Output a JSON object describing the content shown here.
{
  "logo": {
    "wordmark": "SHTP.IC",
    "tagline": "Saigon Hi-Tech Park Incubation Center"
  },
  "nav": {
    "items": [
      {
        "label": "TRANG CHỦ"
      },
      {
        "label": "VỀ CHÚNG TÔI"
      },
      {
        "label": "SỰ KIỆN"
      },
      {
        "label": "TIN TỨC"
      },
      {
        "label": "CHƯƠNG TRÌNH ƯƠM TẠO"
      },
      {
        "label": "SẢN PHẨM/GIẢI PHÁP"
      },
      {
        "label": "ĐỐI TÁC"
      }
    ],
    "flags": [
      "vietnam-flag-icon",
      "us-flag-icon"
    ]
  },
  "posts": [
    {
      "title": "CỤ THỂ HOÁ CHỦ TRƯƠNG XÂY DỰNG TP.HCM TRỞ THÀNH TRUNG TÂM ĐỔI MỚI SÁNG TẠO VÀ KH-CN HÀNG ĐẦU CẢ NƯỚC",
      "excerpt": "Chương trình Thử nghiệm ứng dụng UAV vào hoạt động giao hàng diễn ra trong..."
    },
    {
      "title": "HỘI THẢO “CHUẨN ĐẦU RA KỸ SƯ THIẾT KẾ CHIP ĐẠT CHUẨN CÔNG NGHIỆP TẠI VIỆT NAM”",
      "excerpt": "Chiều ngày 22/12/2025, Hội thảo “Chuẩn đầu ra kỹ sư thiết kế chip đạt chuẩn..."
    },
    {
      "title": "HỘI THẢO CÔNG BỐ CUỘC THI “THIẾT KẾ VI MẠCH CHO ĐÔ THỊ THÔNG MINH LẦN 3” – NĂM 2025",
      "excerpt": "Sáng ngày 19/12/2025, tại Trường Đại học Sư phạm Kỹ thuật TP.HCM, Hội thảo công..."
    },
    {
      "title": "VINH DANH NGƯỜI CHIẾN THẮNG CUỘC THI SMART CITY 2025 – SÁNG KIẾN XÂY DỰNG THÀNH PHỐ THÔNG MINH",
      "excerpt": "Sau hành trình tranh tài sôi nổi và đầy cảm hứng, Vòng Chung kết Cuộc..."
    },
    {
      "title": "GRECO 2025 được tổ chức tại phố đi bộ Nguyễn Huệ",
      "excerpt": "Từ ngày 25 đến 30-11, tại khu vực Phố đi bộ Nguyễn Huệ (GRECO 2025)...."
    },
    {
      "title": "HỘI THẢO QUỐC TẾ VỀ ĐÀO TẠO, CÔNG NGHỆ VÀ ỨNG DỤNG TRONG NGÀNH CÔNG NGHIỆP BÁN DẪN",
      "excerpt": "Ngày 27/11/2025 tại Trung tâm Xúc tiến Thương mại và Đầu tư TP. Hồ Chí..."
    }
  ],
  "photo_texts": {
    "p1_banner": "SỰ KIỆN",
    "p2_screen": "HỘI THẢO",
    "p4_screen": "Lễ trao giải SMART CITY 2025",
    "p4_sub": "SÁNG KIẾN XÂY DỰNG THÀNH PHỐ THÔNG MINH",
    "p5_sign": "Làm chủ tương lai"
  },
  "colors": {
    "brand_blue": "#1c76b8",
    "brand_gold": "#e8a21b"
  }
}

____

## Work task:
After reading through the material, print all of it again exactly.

## Result:
Output a JSON object describing the content shown here.
{
  "logo": {
    "wordmark": "SHTP.IC",
    "tagline": "Saigon Hi-Tech Park Incubation Center"
  },
  "nav": {
    "items": [
      {
        "label": "TRANG CHỦ"
      },
      {
        "label": "VỀ CHÚNG TÔI"
      },
      {
        "label": "SỰ KIỆN"
      },
      {
        "label": "TIN TỨC"
      },
      {
        "label": "CHƯƠNG TRÌNH ƯƠM TẠO"
      },
      {
        "label": "SẢN PHẨM/GIẢI PHÁP"
      },
      {
        "label": "ĐỐI TÁC"
      }
    ],
    "flags": [
      "vietnam-flag-icon",
      "us-flag-icon"
    ]
  },
  "posts": [
    {
      "title": "CỤ THỂ HOÁ CHỦ TRƯƠNG XÂY DỰNG TP.HCM TRỞ THÀNH TRUNG TÂM ĐỔI MỚI SÁNG TẠO VÀ KH-CN HÀNG ĐẦU CẢ NƯỚC",
      "excerpt": "Chương trình Thử nghiệm ứng dụng UAV vào hoạt động giao hàng diễn ra trong..."
    },
    {
      "title": "HỘI THẢO “CHUẨN ĐẦU RA KỸ SƯ THIẾT KẾ CHIP ĐẠT CHUẨN CÔNG NGHIỆP TẠI VIỆT NAM”",
      "excerpt": "Chiều ngày 22/12/2025, Hội thảo “Chuẩn đầu ra kỹ sư thiết kế chip đạt chuẩn..."
    },
    {
      "title": "HỘI THẢO CÔNG BỐ CUỘC THI “THIẾT KẾ VI MẠCH CHO ĐÔ THỊ THÔNG MINH LẦN 3” – NĂM 2025",
      "excerpt": "Sáng ngày 19/12/2025, tại Trường Đại học Sư phạm Kỹ thuật TP.HCM, Hội thảo công..."
    },
    {
      "title": "VINH DANH NGƯỜI CHIẾN THẮNG CUỘC THI SMART CITY 2025 – SÁNG KIẾN XÂY DỰNG THÀNH PHỐ THÔNG MINH",
      "excerpt": "Sau hành trình tranh tài sôi nổi và đầy cảm hứng, Vòng Chung kết Cuộc..."
    },
    {
      "title": "GRECO 2025 được tổ chức tại phố đi bộ Nguyễn Huệ",
      "excerpt": "Từ ngày 25 đến 30-11, tại khu vực Phố đi bộ Nguyễn Huệ (GRECO 2025)...."
    },
    {
      "title": "HỘI THẢO QUỐC TẾ VỀ ĐÀO TẠO, CÔNG NGHỆ VÀ ỨNG DỤNG TRONG NGÀNH CÔNG NGHIỆP BÁN DẪN",
      "excerpt": "Ngày 27/11/2025 tại Trung tâm Xúc tiến Thương mại và Đầu tư TP. Hồ Chí..."
    }
  ],
  "photo_texts": {
    "p1_banner": "SỰ KIỆN",
    "p2_screen": "HỘI THẢO",
    "p4_screen": "Lễ trao giải SMART CITY 2025",
    "p4_sub": "SÁNG KIẾN XÂY DỰNG THÀNH PHỐ THÔNG MINH",
    "p5_sign": "Làm chủ tương lai"
  },
  "colors": {
    "brand_blue": "#1c76b8",
    "brand_gold": "#e8a21b"
  }
}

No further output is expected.